▶ ABOUT THIS TASK: Please print every record below exactly as it appears, but leave out the pictures.

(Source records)

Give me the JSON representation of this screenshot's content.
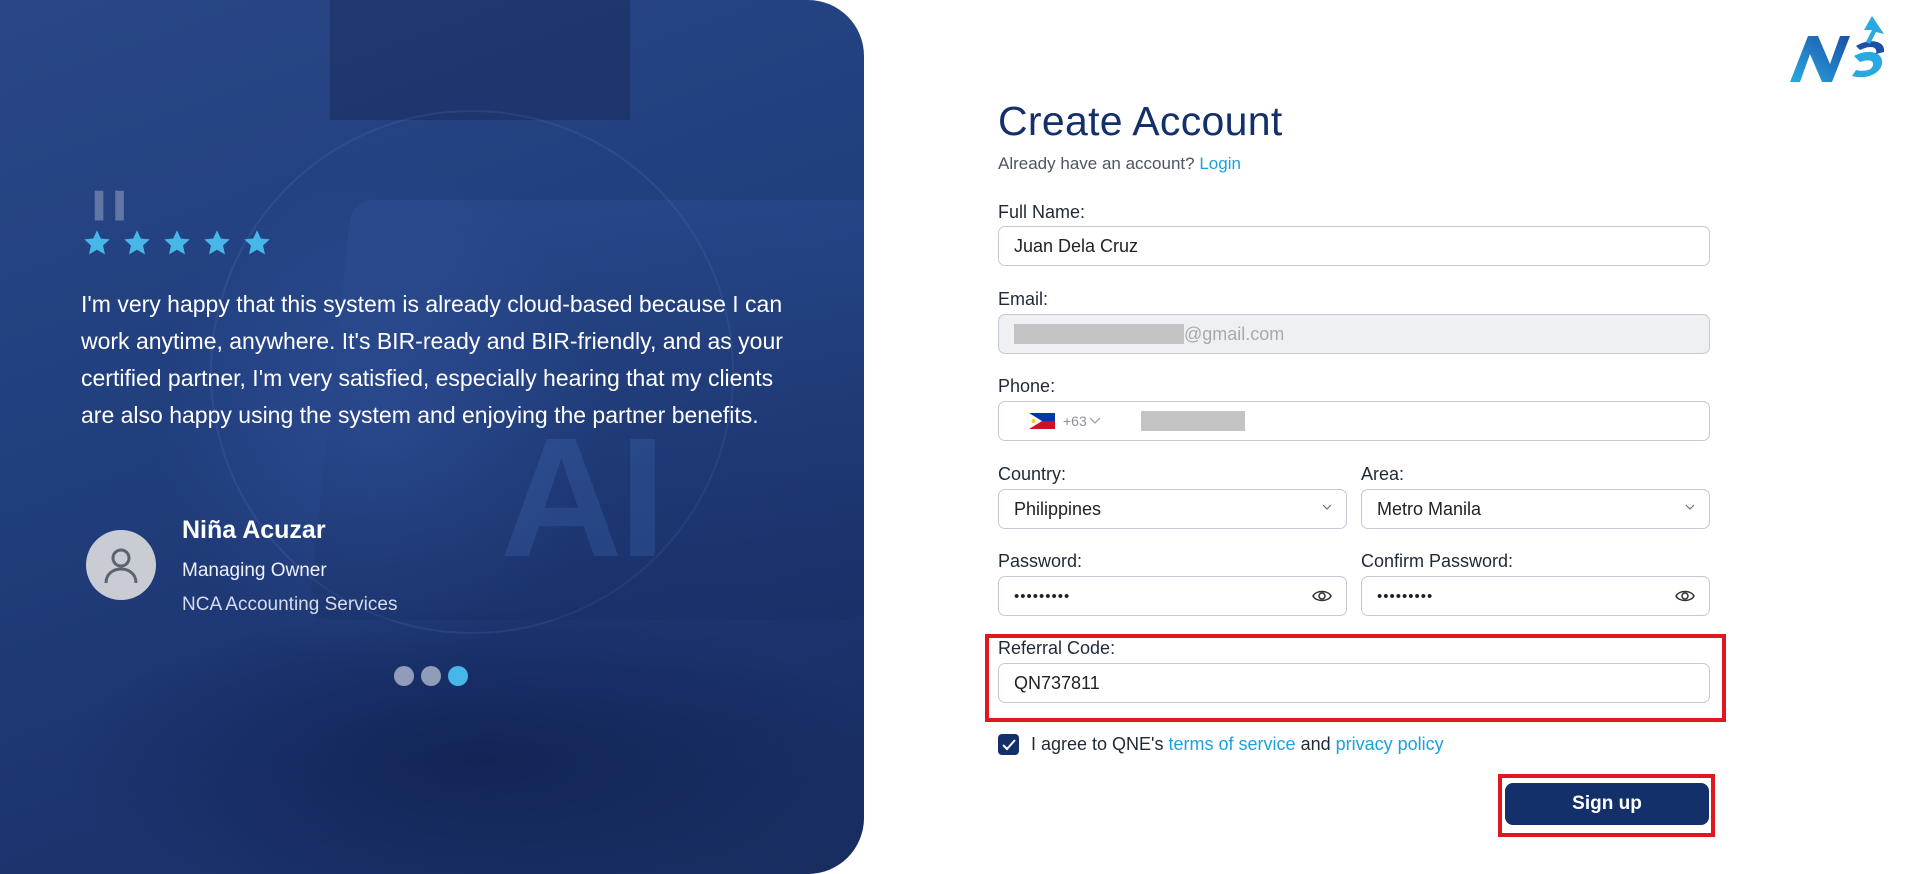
{
  "testimonial": {
    "rating": 5,
    "quote": "I'm very happy that this system is already cloud-based because I can work anytime, anywhere. It's BIR-ready and BIR-friendly, and as your certified partner, I'm very satisfied, especially hearing that my clients are also happy using the system and enjoying the partner benefits.",
    "author_name": "Niña Acuzar",
    "author_role": "Managing Owner",
    "author_company": "NCA Accounting Services",
    "slides_total": 3,
    "active_slide": 3
  },
  "form": {
    "title": "Create Account",
    "login_prompt": "Already have an account?",
    "login_link": "Login",
    "full_name_label": "Full Name",
    "full_name_value": "Juan Dela Cruz",
    "email_label": "Email",
    "email_domain": "@gmail.com",
    "phone_label": "Phone",
    "phone_code": "+63",
    "country_label": "Country",
    "country_value": "Philippines",
    "area_label": "Area",
    "area_value": "Metro Manila",
    "password_label": "Password",
    "password_value": "•••••••••",
    "confirm_password_label": "Confirm Password",
    "confirm_password_value": "•••••••••",
    "referral_label": "Referral Code",
    "referral_value": "QN737811",
    "agree_prefix": "I agree to QNE's",
    "terms_link": "terms of service",
    "agree_and": "and",
    "privacy_link": "privacy policy",
    "agree_checked": true,
    "signup_label": "Sign up",
    "label_suffix": ":"
  },
  "colors": {
    "brand_navy": "#13306a",
    "link_blue": "#1ba1de",
    "highlight_red": "#e0181c",
    "star_blue": "#47b7ea"
  },
  "icons": {
    "star": "star-icon",
    "avatar": "user-icon",
    "flag": "philippines-flag-icon",
    "chevron": "chevron-down-icon",
    "eye": "eye-icon",
    "check": "check-icon"
  }
}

▶ WRITTEN RESPONSE:
Give me the JSON representation of this screenshot's content.
{
  "testimonial": {
    "rating": 5,
    "quote": "I'm very happy that this system is already cloud-based because I can work anytime, anywhere. It's BIR-ready and BIR-friendly, and as your certified partner, I'm very satisfied, especially hearing that my clients are also happy using the system and enjoying the partner benefits.",
    "author_name": "Niña Acuzar",
    "author_role": "Managing Owner",
    "author_company": "NCA Accounting Services",
    "slides_total": 3,
    "active_slide": 3
  },
  "form": {
    "title": "Create Account",
    "login_prompt": "Already have an account?",
    "login_link": "Login",
    "full_name_label": "Full Name",
    "full_name_value": "Juan Dela Cruz",
    "email_label": "Email",
    "email_domain": "@gmail.com",
    "phone_label": "Phone",
    "phone_code": "+63",
    "country_label": "Country",
    "country_value": "Philippines",
    "area_label": "Area",
    "area_value": "Metro Manila",
    "password_label": "Password",
    "password_value": "•••••••••",
    "confirm_password_label": "Confirm Password",
    "confirm_password_value": "•••••••••",
    "referral_label": "Referral Code",
    "referral_value": "QN737811",
    "agree_prefix": "I agree to QNE's",
    "terms_link": "terms of service",
    "agree_and": "and",
    "privacy_link": "privacy policy",
    "agree_checked": true,
    "signup_label": "Sign up",
    "label_suffix": ":"
  },
  "colors": {
    "brand_navy": "#13306a",
    "link_blue": "#1ba1de",
    "highlight_red": "#e0181c",
    "star_blue": "#47b7ea"
  },
  "icons": {
    "star": "star-icon",
    "avatar": "user-icon",
    "flag": "philippines-flag-icon",
    "chevron": "chevron-down-icon",
    "eye": "eye-icon",
    "check": "check-icon"
  }
}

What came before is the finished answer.